▶ _Your objective_
Would you print all of the entries exactly, please, but without their pictures?

▶ _Collected data_
*** Block opens ***

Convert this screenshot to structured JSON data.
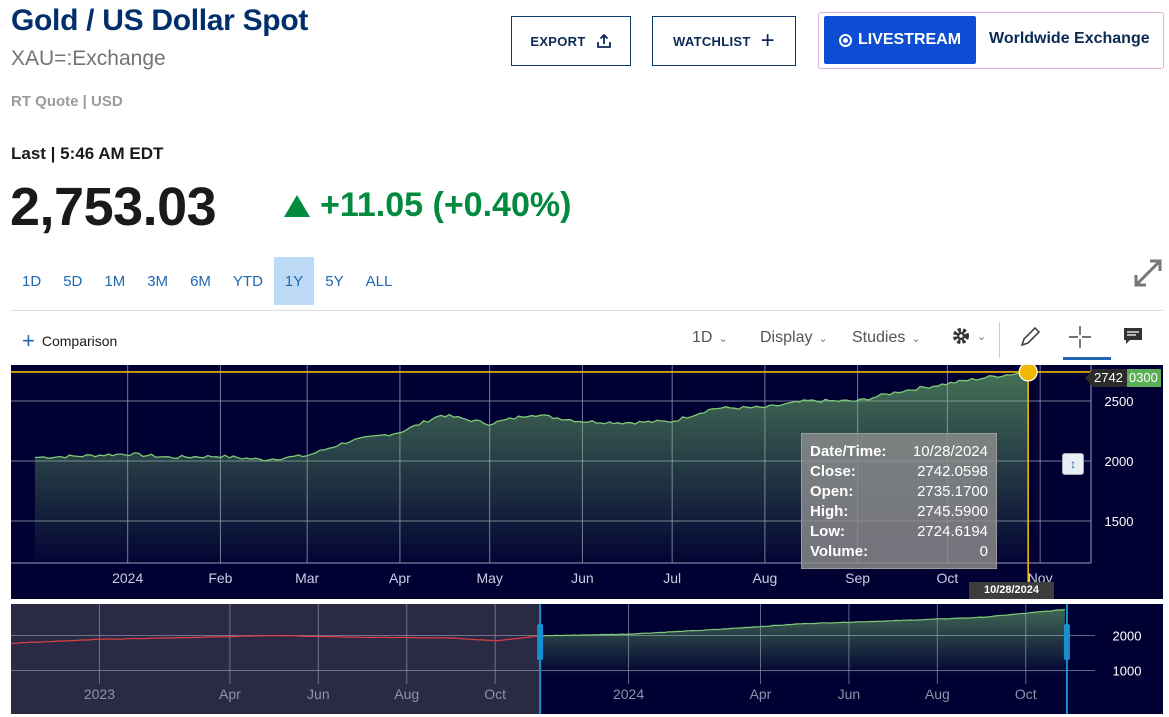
{
  "header": {
    "title": "Gold / US Dollar Spot",
    "symbol": "XAU=:Exchange",
    "quote_type": "RT Quote | USD",
    "last_label": "Last | 5:46 AM EDT",
    "price": "2,753.03",
    "change": "+11.05 (+0.40%)"
  },
  "buttons": {
    "export": "EXPORT",
    "watchlist": "WATCHLIST",
    "livestream": "LIVESTREAM",
    "worldwide": "Worldwide Exchange"
  },
  "ranges": [
    {
      "label": "1D"
    },
    {
      "label": "5D"
    },
    {
      "label": "1M"
    },
    {
      "label": "3M"
    },
    {
      "label": "6M"
    },
    {
      "label": "YTD"
    },
    {
      "label": "1Y",
      "active": true
    },
    {
      "label": "5Y"
    },
    {
      "label": "ALL"
    }
  ],
  "toolbar": {
    "comparison": "Comparison",
    "interval": "1D",
    "display": "Display",
    "studies": "Studies"
  },
  "tooltip": {
    "datetime_label": "Date/Time:",
    "datetime": "10/28/2024",
    "close_label": "Close:",
    "close": "2742.0598",
    "open_label": "Open:",
    "open": "2735.1700",
    "high_label": "High:",
    "high": "2745.5900",
    "low_label": "Low:",
    "low": "2724.6194",
    "volume_label": "Volume:",
    "volume": "0"
  },
  "crosshair": {
    "date_tag": "10/28/2024",
    "price_tag": "2742",
    "price_tag_extra": "0300"
  },
  "colors": {
    "chart_bg": "#000032",
    "line": "#7ecb74",
    "crosshair": "#f2b705",
    "up": "#028a3f",
    "brand": "#002f6c",
    "live": "#0c4dd3"
  },
  "chart_data": [
    {
      "type": "area",
      "name": "main",
      "x_ticks": [
        "2024",
        "Feb",
        "Mar",
        "Apr",
        "May",
        "Jun",
        "Jul",
        "Aug",
        "Sep",
        "Oct",
        "Nov"
      ],
      "y_ticks": [
        1500,
        2000,
        2500
      ],
      "ylim": [
        1150,
        2800
      ],
      "grid": true,
      "x": [
        "2023-12-01",
        "2023-12-15",
        "2024-01-01",
        "2024-01-15",
        "2024-02-01",
        "2024-02-15",
        "2024-03-01",
        "2024-03-15",
        "2024-04-01",
        "2024-04-15",
        "2024-05-01",
        "2024-05-15",
        "2024-06-01",
        "2024-06-15",
        "2024-07-01",
        "2024-07-15",
        "2024-08-01",
        "2024-08-15",
        "2024-09-01",
        "2024-09-15",
        "2024-10-01",
        "2024-10-15",
        "2024-10-28"
      ],
      "values": [
        2030,
        2040,
        2060,
        2030,
        2040,
        2010,
        2045,
        2165,
        2240,
        2385,
        2310,
        2390,
        2330,
        2320,
        2330,
        2440,
        2445,
        2500,
        2500,
        2580,
        2645,
        2700,
        2742
      ]
    },
    {
      "type": "area",
      "name": "navigator",
      "x_ticks": [
        "2023",
        "Apr",
        "Jun",
        "Aug",
        "Oct",
        "2024",
        "Apr",
        "Jun",
        "Aug",
        "Oct"
      ],
      "y_ticks": [
        1000,
        2000
      ],
      "ylim": [
        900,
        2900
      ],
      "grid": true,
      "x": [
        "2022-11-01",
        "2023-01-01",
        "2023-03-01",
        "2023-05-01",
        "2023-07-01",
        "2023-09-01",
        "2023-10-01",
        "2023-11-01",
        "2024-01-01",
        "2024-03-01",
        "2024-05-01",
        "2024-07-01",
        "2024-09-01",
        "2024-10-28"
      ],
      "values": [
        1780,
        1890,
        1940,
        2000,
        1950,
        1930,
        1850,
        1990,
        2040,
        2170,
        2340,
        2420,
        2520,
        2742
      ]
    }
  ]
}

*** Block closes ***

▶ _Exercise output_
Convert this screenshot to structured JSON data.
{
  "header": {
    "title": "Gold / US Dollar Spot",
    "symbol": "XAU=:Exchange",
    "quote_type": "RT Quote | USD",
    "last_label": "Last | 5:46 AM EDT",
    "price": "2,753.03",
    "change": "+11.05 (+0.40%)"
  },
  "buttons": {
    "export": "EXPORT",
    "watchlist": "WATCHLIST",
    "livestream": "LIVESTREAM",
    "worldwide": "Worldwide Exchange"
  },
  "ranges": [
    {
      "label": "1D"
    },
    {
      "label": "5D"
    },
    {
      "label": "1M"
    },
    {
      "label": "3M"
    },
    {
      "label": "6M"
    },
    {
      "label": "YTD"
    },
    {
      "label": "1Y",
      "active": true
    },
    {
      "label": "5Y"
    },
    {
      "label": "ALL"
    }
  ],
  "toolbar": {
    "comparison": "Comparison",
    "interval": "1D",
    "display": "Display",
    "studies": "Studies"
  },
  "tooltip": {
    "datetime_label": "Date/Time:",
    "datetime": "10/28/2024",
    "close_label": "Close:",
    "close": "2742.0598",
    "open_label": "Open:",
    "open": "2735.1700",
    "high_label": "High:",
    "high": "2745.5900",
    "low_label": "Low:",
    "low": "2724.6194",
    "volume_label": "Volume:",
    "volume": "0"
  },
  "crosshair": {
    "date_tag": "10/28/2024",
    "price_tag": "2742",
    "price_tag_extra": "0300"
  },
  "colors": {
    "chart_bg": "#000032",
    "line": "#7ecb74",
    "crosshair": "#f2b705",
    "up": "#028a3f",
    "brand": "#002f6c",
    "live": "#0c4dd3"
  },
  "chart_data": [
    {
      "type": "area",
      "name": "main",
      "x_ticks": [
        "2024",
        "Feb",
        "Mar",
        "Apr",
        "May",
        "Jun",
        "Jul",
        "Aug",
        "Sep",
        "Oct",
        "Nov"
      ],
      "y_ticks": [
        1500,
        2000,
        2500
      ],
      "ylim": [
        1150,
        2800
      ],
      "grid": true,
      "x": [
        "2023-12-01",
        "2023-12-15",
        "2024-01-01",
        "2024-01-15",
        "2024-02-01",
        "2024-02-15",
        "2024-03-01",
        "2024-03-15",
        "2024-04-01",
        "2024-04-15",
        "2024-05-01",
        "2024-05-15",
        "2024-06-01",
        "2024-06-15",
        "2024-07-01",
        "2024-07-15",
        "2024-08-01",
        "2024-08-15",
        "2024-09-01",
        "2024-09-15",
        "2024-10-01",
        "2024-10-15",
        "2024-10-28"
      ],
      "values": [
        2030,
        2040,
        2060,
        2030,
        2040,
        2010,
        2045,
        2165,
        2240,
        2385,
        2310,
        2390,
        2330,
        2320,
        2330,
        2440,
        2445,
        2500,
        2500,
        2580,
        2645,
        2700,
        2742
      ]
    },
    {
      "type": "area",
      "name": "navigator",
      "x_ticks": [
        "2023",
        "Apr",
        "Jun",
        "Aug",
        "Oct",
        "2024",
        "Apr",
        "Jun",
        "Aug",
        "Oct"
      ],
      "y_ticks": [
        1000,
        2000
      ],
      "ylim": [
        900,
        2900
      ],
      "grid": true,
      "x": [
        "2022-11-01",
        "2023-01-01",
        "2023-03-01",
        "2023-05-01",
        "2023-07-01",
        "2023-09-01",
        "2023-10-01",
        "2023-11-01",
        "2024-01-01",
        "2024-03-01",
        "2024-05-01",
        "2024-07-01",
        "2024-09-01",
        "2024-10-28"
      ],
      "values": [
        1780,
        1890,
        1940,
        2000,
        1950,
        1930,
        1850,
        1990,
        2040,
        2170,
        2340,
        2420,
        2520,
        2742
      ]
    }
  ]
}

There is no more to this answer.